Task:
Return all the entries below exactly as they were given.

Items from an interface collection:
□ □ □ □

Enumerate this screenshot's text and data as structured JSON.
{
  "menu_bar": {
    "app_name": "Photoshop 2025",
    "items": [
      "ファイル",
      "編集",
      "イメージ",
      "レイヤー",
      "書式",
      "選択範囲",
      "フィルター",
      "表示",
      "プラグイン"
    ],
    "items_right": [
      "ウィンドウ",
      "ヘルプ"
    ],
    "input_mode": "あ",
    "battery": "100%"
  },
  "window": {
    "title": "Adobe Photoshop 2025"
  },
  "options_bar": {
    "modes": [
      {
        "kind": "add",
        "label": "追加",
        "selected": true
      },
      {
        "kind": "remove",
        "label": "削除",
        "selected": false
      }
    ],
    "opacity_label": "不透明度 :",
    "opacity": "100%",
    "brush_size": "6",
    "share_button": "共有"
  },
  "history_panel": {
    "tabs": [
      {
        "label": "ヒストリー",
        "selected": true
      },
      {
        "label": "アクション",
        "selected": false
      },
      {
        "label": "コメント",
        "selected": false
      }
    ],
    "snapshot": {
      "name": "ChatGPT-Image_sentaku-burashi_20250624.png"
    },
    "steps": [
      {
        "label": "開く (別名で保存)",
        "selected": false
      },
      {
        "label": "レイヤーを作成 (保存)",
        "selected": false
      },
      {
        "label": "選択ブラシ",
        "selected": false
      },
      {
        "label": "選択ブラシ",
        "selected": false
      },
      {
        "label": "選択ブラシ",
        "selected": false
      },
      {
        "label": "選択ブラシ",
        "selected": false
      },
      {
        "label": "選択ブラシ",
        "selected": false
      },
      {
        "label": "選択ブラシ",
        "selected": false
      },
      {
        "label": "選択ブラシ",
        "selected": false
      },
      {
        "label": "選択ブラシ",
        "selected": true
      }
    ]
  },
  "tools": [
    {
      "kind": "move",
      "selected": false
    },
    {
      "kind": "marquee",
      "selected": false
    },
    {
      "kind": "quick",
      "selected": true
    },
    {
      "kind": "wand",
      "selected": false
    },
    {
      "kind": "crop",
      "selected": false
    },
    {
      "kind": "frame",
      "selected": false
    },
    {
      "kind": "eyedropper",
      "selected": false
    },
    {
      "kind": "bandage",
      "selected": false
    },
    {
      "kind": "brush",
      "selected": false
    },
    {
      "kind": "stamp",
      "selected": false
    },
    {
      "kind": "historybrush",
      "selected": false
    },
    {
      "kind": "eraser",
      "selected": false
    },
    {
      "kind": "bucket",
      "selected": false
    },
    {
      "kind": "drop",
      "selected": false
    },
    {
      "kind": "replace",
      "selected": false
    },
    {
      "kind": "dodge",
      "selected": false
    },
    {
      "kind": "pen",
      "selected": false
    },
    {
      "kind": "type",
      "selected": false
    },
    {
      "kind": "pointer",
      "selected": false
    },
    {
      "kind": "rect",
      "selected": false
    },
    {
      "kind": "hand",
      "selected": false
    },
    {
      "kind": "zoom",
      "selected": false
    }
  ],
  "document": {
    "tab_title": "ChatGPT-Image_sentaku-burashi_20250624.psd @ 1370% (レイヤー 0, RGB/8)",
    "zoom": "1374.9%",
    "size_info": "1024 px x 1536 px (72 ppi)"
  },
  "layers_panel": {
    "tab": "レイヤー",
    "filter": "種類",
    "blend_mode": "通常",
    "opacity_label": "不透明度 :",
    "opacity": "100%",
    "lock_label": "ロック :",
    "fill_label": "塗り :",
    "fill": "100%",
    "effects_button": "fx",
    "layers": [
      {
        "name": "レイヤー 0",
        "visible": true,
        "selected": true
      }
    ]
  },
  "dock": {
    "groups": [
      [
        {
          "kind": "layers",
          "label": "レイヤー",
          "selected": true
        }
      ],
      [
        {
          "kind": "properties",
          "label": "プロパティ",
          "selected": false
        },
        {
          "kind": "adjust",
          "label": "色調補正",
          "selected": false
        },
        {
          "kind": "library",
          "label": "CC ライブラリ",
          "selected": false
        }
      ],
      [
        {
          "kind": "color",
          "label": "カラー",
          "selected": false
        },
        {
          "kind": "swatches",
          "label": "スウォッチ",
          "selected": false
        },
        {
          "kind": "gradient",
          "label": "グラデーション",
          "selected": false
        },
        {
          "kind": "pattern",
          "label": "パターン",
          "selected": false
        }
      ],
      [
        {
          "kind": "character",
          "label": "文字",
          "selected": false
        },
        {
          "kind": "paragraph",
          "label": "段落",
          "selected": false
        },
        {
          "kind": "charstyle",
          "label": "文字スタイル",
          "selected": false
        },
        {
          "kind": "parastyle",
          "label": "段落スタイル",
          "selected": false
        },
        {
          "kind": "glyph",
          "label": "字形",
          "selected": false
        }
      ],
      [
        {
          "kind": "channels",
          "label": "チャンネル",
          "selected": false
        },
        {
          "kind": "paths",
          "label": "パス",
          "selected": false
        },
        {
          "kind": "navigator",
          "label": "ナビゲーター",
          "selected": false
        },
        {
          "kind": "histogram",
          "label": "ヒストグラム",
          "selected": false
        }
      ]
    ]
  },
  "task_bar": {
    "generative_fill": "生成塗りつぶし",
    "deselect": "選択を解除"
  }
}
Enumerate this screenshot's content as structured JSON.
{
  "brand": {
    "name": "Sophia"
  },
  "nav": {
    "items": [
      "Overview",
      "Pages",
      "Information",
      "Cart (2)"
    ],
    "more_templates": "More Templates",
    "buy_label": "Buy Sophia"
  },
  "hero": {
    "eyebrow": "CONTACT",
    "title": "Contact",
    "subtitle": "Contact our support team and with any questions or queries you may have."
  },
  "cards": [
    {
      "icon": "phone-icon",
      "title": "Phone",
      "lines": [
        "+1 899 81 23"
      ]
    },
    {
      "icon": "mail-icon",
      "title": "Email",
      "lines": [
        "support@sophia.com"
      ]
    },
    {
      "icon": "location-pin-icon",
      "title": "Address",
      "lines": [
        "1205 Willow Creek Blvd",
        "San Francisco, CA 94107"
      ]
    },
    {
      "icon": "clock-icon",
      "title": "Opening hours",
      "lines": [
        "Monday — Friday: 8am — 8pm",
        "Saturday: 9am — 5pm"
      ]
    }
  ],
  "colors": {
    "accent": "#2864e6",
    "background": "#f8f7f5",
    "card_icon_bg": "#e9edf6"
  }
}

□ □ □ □

Result of the exercise:
Enumerate this screenshot's text and data as structured JSON.
{
  "menu_bar": {
    "app_name": "Photoshop 2025",
    "items": [
      "ファイル",
      "編集",
      "イメージ",
      "レイヤー",
      "書式",
      "選択範囲",
      "フィルター",
      "表示",
      "プラグイン"
    ],
    "items_right": [
      "ウィンドウ",
      "ヘルプ"
    ],
    "input_mode": "あ",
    "battery": "100%"
  },
  "window": {
    "title": "Adobe Photoshop 2025"
  },
  "options_bar": {
    "modes": [
      {
        "kind": "add",
        "label": "追加",
        "selected": true
      },
      {
        "kind": "remove",
        "label": "削除",
        "selected": false
      }
    ],
    "opacity_label": "不透明度 :",
    "opacity": "100%",
    "brush_size": "6",
    "share_button": "共有"
  },
  "history_panel": {
    "tabs": [
      {
        "label": "ヒストリー",
        "selected": true
      },
      {
        "label": "アクション",
        "selected": false
      },
      {
        "label": "コメント",
        "selected": false
      }
    ],
    "snapshot": {
      "name": "ChatGPT-Image_sentaku-burashi_20250624.png"
    },
    "steps": [
      {
        "label": "開く (別名で保存)",
        "selected": false
      },
      {
        "label": "レイヤーを作成 (保存)",
        "selected": false
      },
      {
        "label": "選択ブラシ",
        "selected": false
      },
      {
        "label": "選択ブラシ",
        "selected": false
      },
      {
        "label": "選択ブラシ",
        "selected": false
      },
      {
        "label": "選択ブラシ",
        "selected": false
      },
      {
        "label": "選択ブラシ",
        "selected": false
      },
      {
        "label": "選択ブラシ",
        "selected": false
      },
      {
        "label": "選択ブラシ",
        "selected": false
      },
      {
        "label": "選択ブラシ",
        "selected": true
      }
    ]
  },
  "tools": [
    {
      "kind": "move",
      "selected": false
    },
    {
      "kind": "marquee",
      "selected": false
    },
    {
      "kind": "quick",
      "selected": true
    },
    {
      "kind": "wand",
      "selected": false
    },
    {
      "kind": "crop",
      "selected": false
    },
    {
      "kind": "frame",
      "selected": false
    },
    {
      "kind": "eyedropper",
      "selected": false
    },
    {
      "kind": "bandage",
      "selected": false
    },
    {
      "kind": "brush",
      "selected": false
    },
    {
      "kind": "stamp",
      "selected": false
    },
    {
      "kind": "historybrush",
      "selected": false
    },
    {
      "kind": "eraser",
      "selected": false
    },
    {
      "kind": "bucket",
      "selected": false
    },
    {
      "kind": "drop",
      "selected": false
    },
    {
      "kind": "replace",
      "selected": false
    },
    {
      "kind": "dodge",
      "selected": false
    },
    {
      "kind": "pen",
      "selected": false
    },
    {
      "kind": "type",
      "selected": false
    },
    {
      "kind": "pointer",
      "selected": false
    },
    {
      "kind": "rect",
      "selected": false
    },
    {
      "kind": "hand",
      "selected": false
    },
    {
      "kind": "zoom",
      "selected": false
    }
  ],
  "document": {
    "tab_title": "ChatGPT-Image_sentaku-burashi_20250624.psd @ 1370% (レイヤー 0, RGB/8)",
    "zoom": "1374.9%",
    "size_info": "1024 px x 1536 px (72 ppi)"
  },
  "layers_panel": {
    "tab": "レイヤー",
    "filter": "種類",
    "blend_mode": "通常",
    "opacity_label": "不透明度 :",
    "opacity": "100%",
    "lock_label": "ロック :",
    "fill_label": "塗り :",
    "fill": "100%",
    "effects_button": "fx",
    "layers": [
      {
        "name": "レイヤー 0",
        "visible": true,
        "selected": true
      }
    ]
  },
  "dock": {
    "groups": [
      [
        {
          "kind": "layers",
          "label": "レイヤー",
          "selected": true
        }
      ],
      [
        {
          "kind": "properties",
          "label": "プロパティ",
          "selected": false
        },
        {
          "kind": "adjust",
          "label": "色調補正",
          "selected": false
        },
        {
          "kind": "library",
          "label": "CC ライブラリ",
          "selected": false
        }
      ],
      [
        {
          "kind": "color",
          "label": "カラー",
          "selected": false
        },
        {
          "kind": "swatches",
          "label": "スウォッチ",
          "selected": false
        },
        {
          "kind": "gradient",
          "label": "グラデーション",
          "selected": false
        },
        {
          "kind": "pattern",
          "label": "パターン",
          "selected": false
        }
      ],
      [
        {
          "kind": "character",
          "label": "文字",
          "selected": false
        },
        {
          "kind": "paragraph",
          "label": "段落",
          "selected": false
        },
        {
          "kind": "charstyle",
          "label": "文字スタイル",
          "selected": false
        },
        {
          "kind": "parastyle",
          "label": "段落スタイル",
          "selected": false
        },
        {
          "kind": "glyph",
          "label": "字形",
          "selected": false
        }
      ],
      [
        {
          "kind": "channels",
          "label": "チャンネル",
          "selected": false
        },
        {
          "kind": "paths",
          "label": "パス",
          "selected": false
        },
        {
          "kind": "navigator",
          "label": "ナビゲーター",
          "selected": false
        },
        {
          "kind": "histogram",
          "label": "ヒストグラム",
          "selected": false
        }
      ]
    ]
  },
  "task_bar": {
    "generative_fill": "生成塗りつぶし",
    "deselect": "選択を解除"
  }
}
Enumerate this screenshot's content as structured JSON.
{
  "brand": {
    "name": "Sophia"
  },
  "nav": {
    "items": [
      "Overview",
      "Pages",
      "Information",
      "Cart (2)"
    ],
    "more_templates": "More Templates",
    "buy_label": "Buy Sophia"
  },
  "hero": {
    "eyebrow": "CONTACT",
    "title": "Contact",
    "subtitle": "Contact our support team and with any questions or queries you may have."
  },
  "cards": [
    {
      "icon": "phone-icon",
      "title": "Phone",
      "lines": [
        "+1 899 81 23"
      ]
    },
    {
      "icon": "mail-icon",
      "title": "Email",
      "lines": [
        "support@sophia.com"
      ]
    },
    {
      "icon": "location-pin-icon",
      "title": "Address",
      "lines": [
        "1205 Willow Creek Blvd",
        "San Francisco, CA 94107"
      ]
    },
    {
      "icon": "clock-icon",
      "title": "Opening hours",
      "lines": [
        "Monday — Friday: 8am — 8pm",
        "Saturday: 9am — 5pm"
      ]
    }
  ],
  "colors": {
    "accent": "#2864e6",
    "background": "#f8f7f5",
    "card_icon_bg": "#e9edf6"
  }
}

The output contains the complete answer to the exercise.